Extracted data entries
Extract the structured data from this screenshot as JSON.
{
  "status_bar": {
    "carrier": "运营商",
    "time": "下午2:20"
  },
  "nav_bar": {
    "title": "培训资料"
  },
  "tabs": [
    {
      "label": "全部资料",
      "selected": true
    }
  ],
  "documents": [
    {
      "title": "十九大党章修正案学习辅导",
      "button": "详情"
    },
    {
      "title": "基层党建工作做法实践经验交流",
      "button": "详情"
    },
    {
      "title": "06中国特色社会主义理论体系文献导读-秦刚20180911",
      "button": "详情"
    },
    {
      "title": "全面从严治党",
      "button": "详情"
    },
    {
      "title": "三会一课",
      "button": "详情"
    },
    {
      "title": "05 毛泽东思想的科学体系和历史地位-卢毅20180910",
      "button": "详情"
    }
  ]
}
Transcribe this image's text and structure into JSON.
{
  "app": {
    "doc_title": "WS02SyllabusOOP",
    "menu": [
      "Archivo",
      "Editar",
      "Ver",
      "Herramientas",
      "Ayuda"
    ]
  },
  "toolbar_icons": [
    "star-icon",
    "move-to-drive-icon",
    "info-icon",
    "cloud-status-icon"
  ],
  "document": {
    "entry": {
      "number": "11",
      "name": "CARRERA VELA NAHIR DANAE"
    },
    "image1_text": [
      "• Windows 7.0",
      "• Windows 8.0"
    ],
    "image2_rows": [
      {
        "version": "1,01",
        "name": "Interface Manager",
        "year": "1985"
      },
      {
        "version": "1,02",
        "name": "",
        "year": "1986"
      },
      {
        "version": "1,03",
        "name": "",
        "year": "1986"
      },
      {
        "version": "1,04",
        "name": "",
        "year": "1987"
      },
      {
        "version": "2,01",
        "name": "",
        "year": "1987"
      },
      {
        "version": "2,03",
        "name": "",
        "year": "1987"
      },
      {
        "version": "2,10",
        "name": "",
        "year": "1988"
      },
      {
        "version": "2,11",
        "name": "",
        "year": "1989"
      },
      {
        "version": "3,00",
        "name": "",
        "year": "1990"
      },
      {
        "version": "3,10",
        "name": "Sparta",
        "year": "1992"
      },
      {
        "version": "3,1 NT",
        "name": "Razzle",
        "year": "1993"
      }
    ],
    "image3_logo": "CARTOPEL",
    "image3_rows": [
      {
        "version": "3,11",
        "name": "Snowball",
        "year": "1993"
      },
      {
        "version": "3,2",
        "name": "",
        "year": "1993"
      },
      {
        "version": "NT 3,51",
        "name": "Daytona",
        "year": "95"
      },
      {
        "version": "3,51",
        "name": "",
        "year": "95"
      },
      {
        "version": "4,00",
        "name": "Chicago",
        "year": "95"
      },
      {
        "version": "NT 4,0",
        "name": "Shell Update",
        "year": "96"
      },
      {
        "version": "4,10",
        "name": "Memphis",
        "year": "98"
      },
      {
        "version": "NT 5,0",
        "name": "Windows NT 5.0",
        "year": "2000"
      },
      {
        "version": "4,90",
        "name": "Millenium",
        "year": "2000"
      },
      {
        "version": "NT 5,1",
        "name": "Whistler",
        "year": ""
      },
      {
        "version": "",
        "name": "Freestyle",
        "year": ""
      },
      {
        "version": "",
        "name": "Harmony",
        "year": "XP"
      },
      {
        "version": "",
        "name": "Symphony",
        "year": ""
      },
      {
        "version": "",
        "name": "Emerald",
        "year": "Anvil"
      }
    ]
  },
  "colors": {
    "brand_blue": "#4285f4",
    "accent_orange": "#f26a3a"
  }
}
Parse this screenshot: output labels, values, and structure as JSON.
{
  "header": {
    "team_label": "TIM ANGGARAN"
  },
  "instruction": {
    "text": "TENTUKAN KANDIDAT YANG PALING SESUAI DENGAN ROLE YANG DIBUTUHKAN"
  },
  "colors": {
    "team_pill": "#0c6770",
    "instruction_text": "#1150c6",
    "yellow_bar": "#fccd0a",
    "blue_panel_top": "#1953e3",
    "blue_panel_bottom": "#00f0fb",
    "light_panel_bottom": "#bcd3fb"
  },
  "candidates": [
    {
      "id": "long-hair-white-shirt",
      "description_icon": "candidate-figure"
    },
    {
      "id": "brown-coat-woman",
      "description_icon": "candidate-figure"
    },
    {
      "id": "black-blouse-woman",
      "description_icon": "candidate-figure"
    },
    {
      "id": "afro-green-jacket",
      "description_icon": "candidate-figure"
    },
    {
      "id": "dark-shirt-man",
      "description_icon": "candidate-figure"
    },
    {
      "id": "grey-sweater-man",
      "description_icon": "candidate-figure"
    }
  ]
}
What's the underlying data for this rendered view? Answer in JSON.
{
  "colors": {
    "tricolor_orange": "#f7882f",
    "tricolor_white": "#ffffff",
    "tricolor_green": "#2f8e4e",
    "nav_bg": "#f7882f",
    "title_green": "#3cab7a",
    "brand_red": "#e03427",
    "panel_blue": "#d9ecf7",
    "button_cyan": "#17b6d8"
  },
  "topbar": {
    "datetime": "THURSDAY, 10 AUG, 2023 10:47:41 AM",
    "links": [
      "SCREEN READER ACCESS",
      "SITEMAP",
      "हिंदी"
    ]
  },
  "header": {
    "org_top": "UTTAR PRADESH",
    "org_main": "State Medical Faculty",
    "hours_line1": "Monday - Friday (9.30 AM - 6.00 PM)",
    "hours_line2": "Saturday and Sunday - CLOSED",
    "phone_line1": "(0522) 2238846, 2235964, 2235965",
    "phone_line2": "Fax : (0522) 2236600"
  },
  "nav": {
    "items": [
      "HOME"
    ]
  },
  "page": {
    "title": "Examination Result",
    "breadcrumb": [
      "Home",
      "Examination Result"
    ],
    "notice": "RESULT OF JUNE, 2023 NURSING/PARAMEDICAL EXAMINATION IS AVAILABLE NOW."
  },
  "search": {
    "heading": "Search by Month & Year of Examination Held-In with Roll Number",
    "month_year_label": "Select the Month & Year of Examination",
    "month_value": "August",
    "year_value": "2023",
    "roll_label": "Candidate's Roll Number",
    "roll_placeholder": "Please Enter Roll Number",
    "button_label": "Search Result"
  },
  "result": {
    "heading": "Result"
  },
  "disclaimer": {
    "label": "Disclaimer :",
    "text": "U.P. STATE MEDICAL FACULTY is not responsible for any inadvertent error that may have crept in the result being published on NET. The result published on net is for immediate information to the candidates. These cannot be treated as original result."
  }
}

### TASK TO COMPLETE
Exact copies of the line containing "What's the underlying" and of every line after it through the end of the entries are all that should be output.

### RESPONSE AREA
What's the underlying data for this rendered view? Answer in JSON.
{
  "colors": {
    "tricolor_orange": "#f7882f",
    "tricolor_white": "#ffffff",
    "tricolor_green": "#2f8e4e",
    "nav_bg": "#f7882f",
    "title_green": "#3cab7a",
    "brand_red": "#e03427",
    "panel_blue": "#d9ecf7",
    "button_cyan": "#17b6d8"
  },
  "topbar": {
    "datetime": "THURSDAY, 10 AUG, 2023 10:47:41 AM",
    "links": [
      "SCREEN READER ACCESS",
      "SITEMAP",
      "हिंदी"
    ]
  },
  "header": {
    "org_top": "UTTAR PRADESH",
    "org_main": "State Medical Faculty",
    "hours_line1": "Monday - Friday (9.30 AM - 6.00 PM)",
    "hours_line2": "Saturday and Sunday - CLOSED",
    "phone_line1": "(0522) 2238846, 2235964, 2235965",
    "phone_line2": "Fax : (0522) 2236600"
  },
  "nav": {
    "items": [
      "HOME"
    ]
  },
  "page": {
    "title": "Examination Result",
    "breadcrumb": [
      "Home",
      "Examination Result"
    ],
    "notice": "RESULT OF JUNE, 2023 NURSING/PARAMEDICAL EXAMINATION IS AVAILABLE NOW."
  },
  "search": {
    "heading": "Search by Month & Year of Examination Held-In with Roll Number",
    "month_year_label": "Select the Month & Year of Examination",
    "month_value": "August",
    "year_value": "2023",
    "roll_label": "Candidate's Roll Number",
    "roll_placeholder": "Please Enter Roll Number",
    "button_label": "Search Result"
  },
  "result": {
    "heading": "Result"
  },
  "disclaimer": {
    "label": "Disclaimer :",
    "text": "U.P. STATE MEDICAL FACULTY is not responsible for any inadvertent error that may have crept in the result being published on NET. The result published on net is for immediate information to the candidates. These cannot be treated as original result."
  }
}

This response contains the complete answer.